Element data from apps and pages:
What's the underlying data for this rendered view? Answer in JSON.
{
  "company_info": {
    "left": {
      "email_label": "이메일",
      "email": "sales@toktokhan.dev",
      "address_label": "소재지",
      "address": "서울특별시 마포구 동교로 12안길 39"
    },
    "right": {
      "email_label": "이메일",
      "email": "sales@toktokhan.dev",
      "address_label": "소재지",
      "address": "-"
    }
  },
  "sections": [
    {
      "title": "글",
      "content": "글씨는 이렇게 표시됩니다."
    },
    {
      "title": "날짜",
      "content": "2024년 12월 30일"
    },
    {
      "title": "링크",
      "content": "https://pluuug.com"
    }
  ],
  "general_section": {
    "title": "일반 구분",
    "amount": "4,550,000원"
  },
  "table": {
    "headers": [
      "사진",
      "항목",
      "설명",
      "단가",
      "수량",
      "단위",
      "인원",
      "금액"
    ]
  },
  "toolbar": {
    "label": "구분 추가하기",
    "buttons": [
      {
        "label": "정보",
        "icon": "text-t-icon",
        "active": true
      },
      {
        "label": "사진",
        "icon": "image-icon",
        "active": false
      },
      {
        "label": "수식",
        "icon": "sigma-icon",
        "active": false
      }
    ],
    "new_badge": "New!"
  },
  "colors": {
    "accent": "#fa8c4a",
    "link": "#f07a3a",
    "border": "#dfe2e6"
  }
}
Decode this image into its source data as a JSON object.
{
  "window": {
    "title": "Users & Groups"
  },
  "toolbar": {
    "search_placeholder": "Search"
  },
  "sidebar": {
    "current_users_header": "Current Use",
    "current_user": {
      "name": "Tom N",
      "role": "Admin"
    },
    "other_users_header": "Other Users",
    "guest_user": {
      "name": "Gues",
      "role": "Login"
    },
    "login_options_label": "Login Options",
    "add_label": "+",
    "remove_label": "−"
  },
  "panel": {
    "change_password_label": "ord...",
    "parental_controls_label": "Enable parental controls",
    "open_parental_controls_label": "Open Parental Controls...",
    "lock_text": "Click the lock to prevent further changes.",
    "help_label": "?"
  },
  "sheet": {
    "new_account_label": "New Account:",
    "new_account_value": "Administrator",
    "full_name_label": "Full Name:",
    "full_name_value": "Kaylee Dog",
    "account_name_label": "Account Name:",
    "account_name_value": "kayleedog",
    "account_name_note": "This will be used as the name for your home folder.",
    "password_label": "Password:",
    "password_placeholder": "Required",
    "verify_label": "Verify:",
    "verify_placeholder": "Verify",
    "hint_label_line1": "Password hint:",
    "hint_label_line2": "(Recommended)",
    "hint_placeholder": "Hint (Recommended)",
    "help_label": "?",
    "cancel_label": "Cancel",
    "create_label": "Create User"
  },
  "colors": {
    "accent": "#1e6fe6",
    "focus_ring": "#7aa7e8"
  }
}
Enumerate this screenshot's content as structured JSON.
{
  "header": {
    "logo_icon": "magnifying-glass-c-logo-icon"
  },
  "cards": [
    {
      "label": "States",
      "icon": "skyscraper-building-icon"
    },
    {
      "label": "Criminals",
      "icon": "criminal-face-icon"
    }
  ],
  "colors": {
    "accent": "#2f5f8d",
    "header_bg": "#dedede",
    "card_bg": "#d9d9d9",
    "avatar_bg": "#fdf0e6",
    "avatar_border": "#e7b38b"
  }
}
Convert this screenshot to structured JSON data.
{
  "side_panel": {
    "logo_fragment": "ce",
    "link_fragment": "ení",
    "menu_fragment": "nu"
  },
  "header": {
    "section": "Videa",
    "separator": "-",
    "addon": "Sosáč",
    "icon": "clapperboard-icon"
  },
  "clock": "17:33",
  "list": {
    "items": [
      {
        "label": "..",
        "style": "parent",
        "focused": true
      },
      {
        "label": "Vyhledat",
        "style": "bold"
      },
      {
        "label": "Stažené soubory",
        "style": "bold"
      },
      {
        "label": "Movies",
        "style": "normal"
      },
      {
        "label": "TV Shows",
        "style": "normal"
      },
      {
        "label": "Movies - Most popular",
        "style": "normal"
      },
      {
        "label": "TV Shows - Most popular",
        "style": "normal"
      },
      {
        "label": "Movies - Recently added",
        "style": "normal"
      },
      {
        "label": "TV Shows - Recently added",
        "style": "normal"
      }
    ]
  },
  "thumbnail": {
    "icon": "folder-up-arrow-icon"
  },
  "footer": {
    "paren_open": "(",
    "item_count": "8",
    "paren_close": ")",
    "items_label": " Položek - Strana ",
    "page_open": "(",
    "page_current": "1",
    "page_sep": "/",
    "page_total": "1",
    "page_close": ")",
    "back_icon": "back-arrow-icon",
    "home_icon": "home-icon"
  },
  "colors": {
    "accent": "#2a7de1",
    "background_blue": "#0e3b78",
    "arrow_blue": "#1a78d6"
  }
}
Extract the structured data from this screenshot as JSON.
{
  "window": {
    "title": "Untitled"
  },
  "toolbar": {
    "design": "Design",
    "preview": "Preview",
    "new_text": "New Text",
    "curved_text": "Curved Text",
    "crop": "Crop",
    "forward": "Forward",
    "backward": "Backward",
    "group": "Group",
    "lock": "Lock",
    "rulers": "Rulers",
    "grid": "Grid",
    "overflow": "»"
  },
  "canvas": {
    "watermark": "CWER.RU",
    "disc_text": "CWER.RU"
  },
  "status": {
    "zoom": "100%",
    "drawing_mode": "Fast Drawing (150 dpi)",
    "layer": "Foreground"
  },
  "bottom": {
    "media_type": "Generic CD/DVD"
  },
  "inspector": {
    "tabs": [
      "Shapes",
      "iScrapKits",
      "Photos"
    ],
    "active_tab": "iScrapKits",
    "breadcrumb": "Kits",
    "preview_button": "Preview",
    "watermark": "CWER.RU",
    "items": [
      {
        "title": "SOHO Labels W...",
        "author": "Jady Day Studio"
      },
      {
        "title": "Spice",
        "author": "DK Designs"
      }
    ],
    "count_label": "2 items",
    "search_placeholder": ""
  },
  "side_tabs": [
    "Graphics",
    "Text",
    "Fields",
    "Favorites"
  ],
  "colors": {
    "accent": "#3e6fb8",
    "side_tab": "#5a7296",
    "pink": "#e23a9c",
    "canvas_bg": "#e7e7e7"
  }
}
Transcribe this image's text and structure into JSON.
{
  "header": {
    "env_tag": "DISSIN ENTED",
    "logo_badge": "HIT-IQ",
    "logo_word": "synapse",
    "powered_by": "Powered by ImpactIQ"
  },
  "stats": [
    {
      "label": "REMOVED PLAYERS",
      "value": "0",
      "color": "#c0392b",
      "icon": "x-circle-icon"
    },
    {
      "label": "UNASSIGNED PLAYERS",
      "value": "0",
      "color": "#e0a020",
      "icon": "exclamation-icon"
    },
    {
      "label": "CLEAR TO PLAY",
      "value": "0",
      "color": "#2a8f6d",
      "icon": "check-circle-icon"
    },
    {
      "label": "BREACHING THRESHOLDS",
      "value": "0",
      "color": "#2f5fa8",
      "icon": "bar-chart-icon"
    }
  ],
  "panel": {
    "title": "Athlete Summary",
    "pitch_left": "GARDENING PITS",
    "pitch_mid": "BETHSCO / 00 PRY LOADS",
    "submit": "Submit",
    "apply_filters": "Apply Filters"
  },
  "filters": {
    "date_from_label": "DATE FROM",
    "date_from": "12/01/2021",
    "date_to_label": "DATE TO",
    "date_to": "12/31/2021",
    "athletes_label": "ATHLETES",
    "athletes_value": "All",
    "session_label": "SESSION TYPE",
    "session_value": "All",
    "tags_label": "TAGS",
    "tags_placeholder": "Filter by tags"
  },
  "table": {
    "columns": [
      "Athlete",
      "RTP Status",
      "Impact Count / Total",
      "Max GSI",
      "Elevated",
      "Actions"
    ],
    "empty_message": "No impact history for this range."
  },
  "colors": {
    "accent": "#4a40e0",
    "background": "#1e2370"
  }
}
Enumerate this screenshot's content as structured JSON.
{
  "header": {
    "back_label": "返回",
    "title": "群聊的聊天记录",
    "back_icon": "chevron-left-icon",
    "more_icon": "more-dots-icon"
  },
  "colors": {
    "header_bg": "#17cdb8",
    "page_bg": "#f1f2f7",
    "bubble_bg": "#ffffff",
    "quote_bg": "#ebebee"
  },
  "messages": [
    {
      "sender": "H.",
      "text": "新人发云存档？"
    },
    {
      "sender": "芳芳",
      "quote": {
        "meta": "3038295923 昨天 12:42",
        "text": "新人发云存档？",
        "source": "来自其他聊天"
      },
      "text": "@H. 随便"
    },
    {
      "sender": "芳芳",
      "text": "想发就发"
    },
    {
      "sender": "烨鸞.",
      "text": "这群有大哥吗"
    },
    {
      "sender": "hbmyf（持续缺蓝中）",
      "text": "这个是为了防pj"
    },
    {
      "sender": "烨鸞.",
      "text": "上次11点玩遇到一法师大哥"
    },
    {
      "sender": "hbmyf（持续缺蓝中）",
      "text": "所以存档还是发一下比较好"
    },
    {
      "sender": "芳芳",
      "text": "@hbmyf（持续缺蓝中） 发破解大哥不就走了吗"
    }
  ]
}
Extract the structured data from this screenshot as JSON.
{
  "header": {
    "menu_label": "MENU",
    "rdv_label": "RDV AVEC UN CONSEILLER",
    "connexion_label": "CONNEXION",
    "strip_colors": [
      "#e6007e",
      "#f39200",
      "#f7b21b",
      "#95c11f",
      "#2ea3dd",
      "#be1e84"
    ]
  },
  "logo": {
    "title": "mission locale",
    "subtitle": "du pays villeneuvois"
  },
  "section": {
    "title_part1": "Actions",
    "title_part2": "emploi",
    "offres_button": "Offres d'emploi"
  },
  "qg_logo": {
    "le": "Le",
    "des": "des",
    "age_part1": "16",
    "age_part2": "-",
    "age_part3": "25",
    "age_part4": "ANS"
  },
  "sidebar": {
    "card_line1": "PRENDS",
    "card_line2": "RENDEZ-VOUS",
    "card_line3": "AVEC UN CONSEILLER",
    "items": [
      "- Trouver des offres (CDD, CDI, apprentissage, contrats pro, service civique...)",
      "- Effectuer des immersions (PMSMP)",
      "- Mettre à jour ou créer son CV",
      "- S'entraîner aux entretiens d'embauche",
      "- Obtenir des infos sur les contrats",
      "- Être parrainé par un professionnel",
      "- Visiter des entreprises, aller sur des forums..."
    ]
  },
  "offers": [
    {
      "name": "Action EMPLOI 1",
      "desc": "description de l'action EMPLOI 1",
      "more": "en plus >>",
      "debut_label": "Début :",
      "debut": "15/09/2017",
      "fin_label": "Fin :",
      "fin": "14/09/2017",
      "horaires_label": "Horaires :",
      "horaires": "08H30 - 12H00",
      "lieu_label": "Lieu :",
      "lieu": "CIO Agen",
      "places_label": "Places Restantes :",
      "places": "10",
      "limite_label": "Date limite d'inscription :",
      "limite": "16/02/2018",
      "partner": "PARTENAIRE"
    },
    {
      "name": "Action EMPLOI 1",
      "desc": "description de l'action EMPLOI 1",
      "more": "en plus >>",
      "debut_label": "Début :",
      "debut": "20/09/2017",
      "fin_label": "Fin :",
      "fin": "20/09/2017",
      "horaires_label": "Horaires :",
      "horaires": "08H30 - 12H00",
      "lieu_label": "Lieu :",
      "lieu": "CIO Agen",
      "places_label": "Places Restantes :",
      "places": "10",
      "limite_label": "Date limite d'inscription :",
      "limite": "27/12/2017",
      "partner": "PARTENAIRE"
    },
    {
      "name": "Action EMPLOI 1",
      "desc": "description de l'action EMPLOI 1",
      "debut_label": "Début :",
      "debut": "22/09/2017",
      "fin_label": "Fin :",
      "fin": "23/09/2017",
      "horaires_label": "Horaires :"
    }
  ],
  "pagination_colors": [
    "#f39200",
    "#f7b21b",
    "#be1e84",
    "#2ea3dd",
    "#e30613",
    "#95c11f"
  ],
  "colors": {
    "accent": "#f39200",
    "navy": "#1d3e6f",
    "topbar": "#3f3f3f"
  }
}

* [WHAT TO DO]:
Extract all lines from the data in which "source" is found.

* [RESPONSE TO THE TASK]:
Decode this image into its source data as a JSON object.
        "source": "来自其他聊天"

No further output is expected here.